4315   DUNBAR   STREET,  VANCOUVER,   B.C.    V6S   2GZ
TELEPHONE   224-3513
15 I «    *«$
449 Hamilton Street, Vancouver, B.C. Canada V6B 2P9(6Mmi-639I ACKNOWLEDGEMENTS
Susan Boyd
The Playhouse
The Students of Theatre 250/251
i Ramus Music Rentals
I CBC
w
•COMING EVENTS-
An M.P.A- Thesis Production
WATCH FORI
Sertoli Brecht's
THfc GOOD WOMAN OF SETZUAN
THE SPORTS SHOW
March 27   11 Presented by the Department of Theatre
Dorothy Somerset Studio at the Vancouver Children's Festival
May 7-13
ror information and reservations phone 228-2678 '      7
^""SEYeI^^
ONE ROOF AT" THE NEW U.B.C. BOOKSTORE
• Arts & Humanities
• Language & Literature
• Social & Behavioral Sciences
• Professional
• Health Sciences
• Science & Engineering
BOOKSTORE'General
I upi
University Productions Inc.
Photography • Graphic Design • Advertising
i
Graduating?
UPI is pleased to announce that
graduation and resume portraitures
can now be arranged on campus
at your convenience.
733-9658   733-3908   434-4945
J

Cite

Citation Scheme:

        

Citations by CSL (citeproc-js)

Usage Statistics

Share

Embed

Customize your widget with the following options, then copy and paste the code below into the HTML of your page to embed this item in your website.
                        
                            <div id="ubcOpenCollectionsWidgetDisplay">
                            <script id="ubcOpenCollectionsWidget"
                            src="{[{embed.src}]}"
                            data-item="{[{embed.item}]}"
                            data-collection="{[{embed.collection}]}"
                            data-metadata="{[{embed.showMetadata}]}"
                            data-width="{[{embed.width}]}"
                            async >
                            </script>
                            </div>
                        
                    
IIIF logo Our image viewer uses the IIIF 2.0 standard.
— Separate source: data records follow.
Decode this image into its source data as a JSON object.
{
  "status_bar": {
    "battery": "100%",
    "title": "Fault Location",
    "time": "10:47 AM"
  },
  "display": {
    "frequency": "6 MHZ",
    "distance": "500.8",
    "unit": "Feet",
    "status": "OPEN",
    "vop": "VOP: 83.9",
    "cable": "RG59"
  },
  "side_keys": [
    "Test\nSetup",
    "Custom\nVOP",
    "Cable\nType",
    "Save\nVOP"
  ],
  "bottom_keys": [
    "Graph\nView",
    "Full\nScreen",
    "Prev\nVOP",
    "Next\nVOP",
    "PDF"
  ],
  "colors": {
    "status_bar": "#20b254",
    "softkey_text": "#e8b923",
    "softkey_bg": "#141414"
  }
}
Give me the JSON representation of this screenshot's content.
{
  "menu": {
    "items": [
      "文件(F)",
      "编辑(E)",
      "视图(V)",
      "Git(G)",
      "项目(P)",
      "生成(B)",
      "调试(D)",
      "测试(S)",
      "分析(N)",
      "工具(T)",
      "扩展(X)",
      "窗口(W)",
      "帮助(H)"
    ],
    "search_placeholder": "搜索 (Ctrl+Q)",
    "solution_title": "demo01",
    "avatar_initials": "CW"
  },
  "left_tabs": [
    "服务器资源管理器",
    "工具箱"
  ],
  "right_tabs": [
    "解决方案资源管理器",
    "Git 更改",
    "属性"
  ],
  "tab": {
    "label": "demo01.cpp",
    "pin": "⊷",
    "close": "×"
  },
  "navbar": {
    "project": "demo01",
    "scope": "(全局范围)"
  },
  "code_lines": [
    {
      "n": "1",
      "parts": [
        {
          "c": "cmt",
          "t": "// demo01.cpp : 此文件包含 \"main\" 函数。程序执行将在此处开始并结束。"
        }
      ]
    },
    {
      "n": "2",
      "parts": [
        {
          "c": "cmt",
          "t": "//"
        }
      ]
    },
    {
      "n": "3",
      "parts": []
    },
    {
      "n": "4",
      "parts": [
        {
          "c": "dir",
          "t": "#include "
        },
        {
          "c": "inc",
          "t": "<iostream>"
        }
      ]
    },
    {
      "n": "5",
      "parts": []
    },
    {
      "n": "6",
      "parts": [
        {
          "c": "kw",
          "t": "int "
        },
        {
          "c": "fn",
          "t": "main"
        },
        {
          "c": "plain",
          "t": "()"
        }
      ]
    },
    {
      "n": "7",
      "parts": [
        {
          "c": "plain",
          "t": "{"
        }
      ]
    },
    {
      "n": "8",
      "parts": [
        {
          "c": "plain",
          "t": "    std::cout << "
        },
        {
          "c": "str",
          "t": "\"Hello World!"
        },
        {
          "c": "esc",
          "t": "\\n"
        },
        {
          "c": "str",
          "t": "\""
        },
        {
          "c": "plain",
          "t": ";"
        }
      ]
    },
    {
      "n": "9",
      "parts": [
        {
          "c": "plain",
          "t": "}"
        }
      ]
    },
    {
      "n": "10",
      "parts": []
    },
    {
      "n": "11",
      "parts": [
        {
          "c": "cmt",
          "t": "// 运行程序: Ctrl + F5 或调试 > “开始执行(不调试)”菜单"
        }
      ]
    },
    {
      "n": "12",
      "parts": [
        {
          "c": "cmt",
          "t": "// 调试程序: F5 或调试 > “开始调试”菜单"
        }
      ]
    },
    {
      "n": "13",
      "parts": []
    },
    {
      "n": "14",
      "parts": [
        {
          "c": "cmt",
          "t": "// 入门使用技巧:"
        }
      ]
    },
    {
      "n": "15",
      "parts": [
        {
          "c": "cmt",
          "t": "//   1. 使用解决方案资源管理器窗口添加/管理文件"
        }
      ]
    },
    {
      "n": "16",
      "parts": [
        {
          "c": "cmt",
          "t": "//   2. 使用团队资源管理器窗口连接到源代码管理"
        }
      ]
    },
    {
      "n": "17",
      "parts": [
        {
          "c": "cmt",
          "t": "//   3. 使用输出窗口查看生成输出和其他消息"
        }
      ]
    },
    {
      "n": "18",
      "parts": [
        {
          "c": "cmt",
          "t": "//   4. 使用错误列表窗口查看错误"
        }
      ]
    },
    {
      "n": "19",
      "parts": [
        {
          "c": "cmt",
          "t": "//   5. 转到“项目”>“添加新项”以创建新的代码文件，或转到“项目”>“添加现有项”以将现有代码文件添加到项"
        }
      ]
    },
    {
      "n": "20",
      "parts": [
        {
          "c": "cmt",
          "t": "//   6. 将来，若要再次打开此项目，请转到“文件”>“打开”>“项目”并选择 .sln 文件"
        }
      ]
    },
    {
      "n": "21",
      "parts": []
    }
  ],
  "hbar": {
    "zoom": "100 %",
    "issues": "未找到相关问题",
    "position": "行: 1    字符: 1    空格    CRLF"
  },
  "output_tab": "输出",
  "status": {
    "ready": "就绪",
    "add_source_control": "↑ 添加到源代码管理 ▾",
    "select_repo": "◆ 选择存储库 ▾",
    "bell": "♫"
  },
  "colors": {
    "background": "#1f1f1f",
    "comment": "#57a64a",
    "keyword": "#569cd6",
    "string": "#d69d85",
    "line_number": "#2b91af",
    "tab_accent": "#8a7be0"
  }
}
To load this item in other compatible viewers, use this url:
https://iiif.library.ubc.ca/presentation/cdm.ubctp.1-0118818/manifest

Comment

Related Items